▶ [Task goal]:
Select, from the data, each line where "some" occurs.

▶ [Data shown]:

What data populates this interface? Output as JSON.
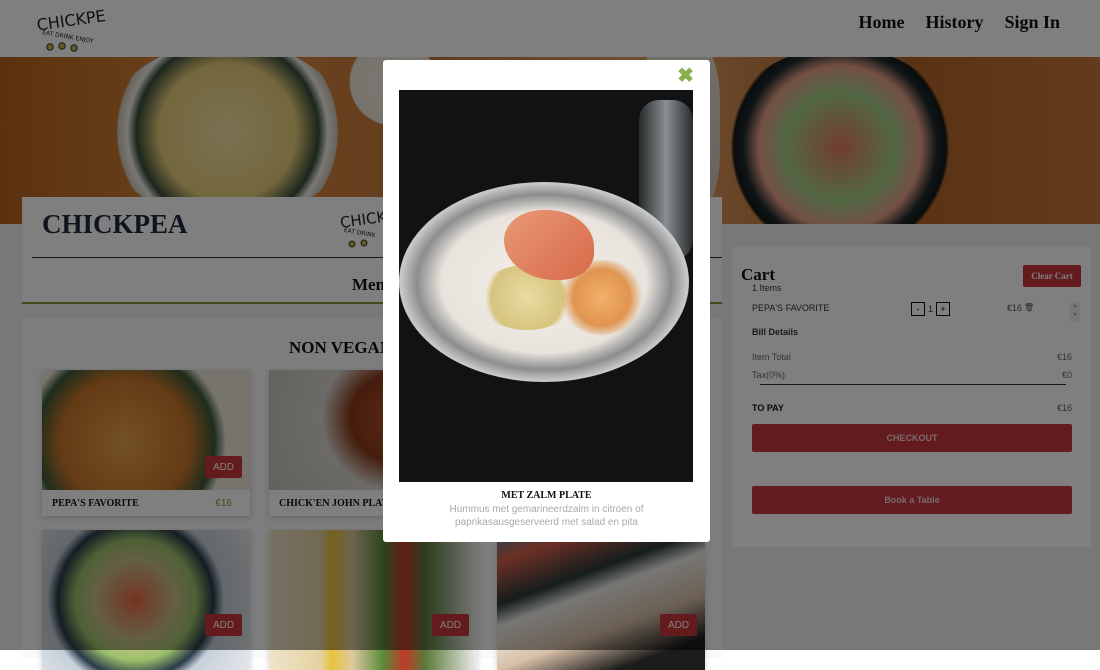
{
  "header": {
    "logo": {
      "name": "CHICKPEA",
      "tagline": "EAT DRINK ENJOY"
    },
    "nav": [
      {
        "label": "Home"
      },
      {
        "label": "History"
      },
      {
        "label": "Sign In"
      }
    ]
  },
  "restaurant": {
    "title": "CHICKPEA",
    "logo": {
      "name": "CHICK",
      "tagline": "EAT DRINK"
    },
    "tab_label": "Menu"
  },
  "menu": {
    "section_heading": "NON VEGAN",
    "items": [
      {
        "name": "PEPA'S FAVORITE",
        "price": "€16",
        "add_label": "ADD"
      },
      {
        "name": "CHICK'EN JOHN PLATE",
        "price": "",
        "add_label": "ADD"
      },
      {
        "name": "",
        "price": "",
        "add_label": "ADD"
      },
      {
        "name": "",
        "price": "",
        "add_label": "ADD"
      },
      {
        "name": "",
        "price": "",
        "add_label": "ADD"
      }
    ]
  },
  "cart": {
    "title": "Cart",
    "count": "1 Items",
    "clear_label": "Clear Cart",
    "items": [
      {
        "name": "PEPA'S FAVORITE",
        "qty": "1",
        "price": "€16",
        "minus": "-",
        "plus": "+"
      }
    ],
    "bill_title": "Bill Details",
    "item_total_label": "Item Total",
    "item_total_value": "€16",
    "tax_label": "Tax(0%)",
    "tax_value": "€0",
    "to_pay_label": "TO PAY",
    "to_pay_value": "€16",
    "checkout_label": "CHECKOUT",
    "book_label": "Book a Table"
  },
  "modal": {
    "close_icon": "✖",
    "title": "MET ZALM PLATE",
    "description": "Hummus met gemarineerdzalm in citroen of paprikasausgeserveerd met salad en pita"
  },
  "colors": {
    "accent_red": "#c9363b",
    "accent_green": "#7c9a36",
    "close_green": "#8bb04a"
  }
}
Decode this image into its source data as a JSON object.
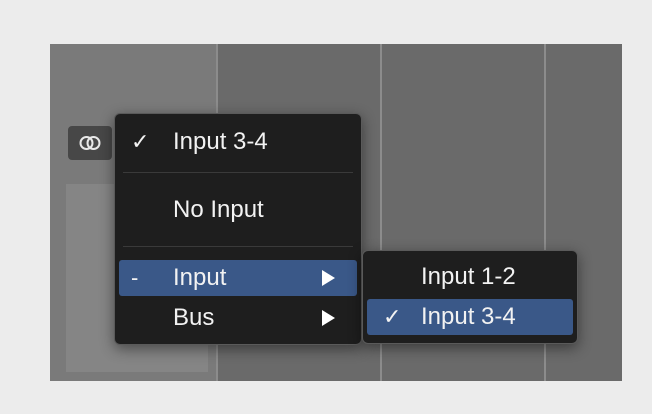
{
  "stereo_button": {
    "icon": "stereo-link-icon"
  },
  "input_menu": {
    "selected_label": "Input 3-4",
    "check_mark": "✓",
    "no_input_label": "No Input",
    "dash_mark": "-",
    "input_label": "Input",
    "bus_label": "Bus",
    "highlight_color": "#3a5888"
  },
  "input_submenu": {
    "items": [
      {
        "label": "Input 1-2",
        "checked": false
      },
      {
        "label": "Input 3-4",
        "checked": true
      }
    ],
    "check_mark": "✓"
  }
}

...

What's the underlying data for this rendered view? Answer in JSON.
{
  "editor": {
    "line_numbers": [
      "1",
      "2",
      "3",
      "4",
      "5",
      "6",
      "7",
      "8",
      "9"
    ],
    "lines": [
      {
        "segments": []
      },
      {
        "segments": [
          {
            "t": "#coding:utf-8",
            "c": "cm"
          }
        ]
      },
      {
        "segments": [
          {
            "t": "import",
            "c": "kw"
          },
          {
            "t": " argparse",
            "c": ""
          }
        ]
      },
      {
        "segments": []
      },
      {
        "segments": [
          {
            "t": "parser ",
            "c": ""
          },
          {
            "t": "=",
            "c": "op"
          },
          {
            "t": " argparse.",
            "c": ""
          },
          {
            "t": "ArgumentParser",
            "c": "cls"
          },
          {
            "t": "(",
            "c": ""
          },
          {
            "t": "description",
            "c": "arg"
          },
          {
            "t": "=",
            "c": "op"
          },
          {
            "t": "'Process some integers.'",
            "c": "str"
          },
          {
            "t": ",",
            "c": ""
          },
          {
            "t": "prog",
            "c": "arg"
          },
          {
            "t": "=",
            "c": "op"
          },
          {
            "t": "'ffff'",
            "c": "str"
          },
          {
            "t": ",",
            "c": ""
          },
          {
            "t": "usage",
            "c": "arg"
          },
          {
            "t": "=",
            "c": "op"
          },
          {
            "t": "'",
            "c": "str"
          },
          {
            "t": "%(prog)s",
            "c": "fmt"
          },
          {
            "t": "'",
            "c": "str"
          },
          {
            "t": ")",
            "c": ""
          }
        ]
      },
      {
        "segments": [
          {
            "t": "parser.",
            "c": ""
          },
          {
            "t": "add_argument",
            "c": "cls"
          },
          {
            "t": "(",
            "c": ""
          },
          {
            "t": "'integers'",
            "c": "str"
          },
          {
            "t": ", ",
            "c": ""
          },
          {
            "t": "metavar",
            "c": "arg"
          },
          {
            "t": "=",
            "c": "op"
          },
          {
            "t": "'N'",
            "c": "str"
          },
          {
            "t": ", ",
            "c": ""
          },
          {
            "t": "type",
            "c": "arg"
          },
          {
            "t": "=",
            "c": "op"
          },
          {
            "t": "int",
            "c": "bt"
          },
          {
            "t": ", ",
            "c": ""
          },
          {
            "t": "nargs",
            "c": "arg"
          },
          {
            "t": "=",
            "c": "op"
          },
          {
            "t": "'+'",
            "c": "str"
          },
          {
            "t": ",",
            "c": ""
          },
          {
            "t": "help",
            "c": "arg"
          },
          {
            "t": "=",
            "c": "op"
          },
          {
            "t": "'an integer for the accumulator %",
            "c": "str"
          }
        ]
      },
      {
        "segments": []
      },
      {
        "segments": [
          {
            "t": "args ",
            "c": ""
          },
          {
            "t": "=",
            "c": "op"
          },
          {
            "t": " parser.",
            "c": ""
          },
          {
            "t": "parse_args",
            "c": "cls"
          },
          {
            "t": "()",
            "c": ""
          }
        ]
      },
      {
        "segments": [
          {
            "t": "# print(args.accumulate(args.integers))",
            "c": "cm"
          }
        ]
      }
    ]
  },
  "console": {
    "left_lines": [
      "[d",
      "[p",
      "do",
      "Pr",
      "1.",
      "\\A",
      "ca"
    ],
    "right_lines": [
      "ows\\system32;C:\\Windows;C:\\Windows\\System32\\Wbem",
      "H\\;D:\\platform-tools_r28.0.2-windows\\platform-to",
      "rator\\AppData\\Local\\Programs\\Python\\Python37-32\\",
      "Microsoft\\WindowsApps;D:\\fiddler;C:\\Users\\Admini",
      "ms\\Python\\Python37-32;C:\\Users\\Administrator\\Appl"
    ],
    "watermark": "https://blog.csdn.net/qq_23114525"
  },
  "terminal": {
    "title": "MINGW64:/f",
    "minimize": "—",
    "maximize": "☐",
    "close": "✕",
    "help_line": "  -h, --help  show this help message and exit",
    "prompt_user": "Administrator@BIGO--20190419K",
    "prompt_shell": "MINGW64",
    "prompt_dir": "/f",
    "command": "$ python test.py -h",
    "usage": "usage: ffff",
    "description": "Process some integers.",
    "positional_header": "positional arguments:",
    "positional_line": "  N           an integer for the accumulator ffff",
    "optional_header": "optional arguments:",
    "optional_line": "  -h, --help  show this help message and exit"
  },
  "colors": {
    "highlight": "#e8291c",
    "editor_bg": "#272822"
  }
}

▶ [Response area]:
            "t": "'Process some integers.'",
    "description": "Process some integers.",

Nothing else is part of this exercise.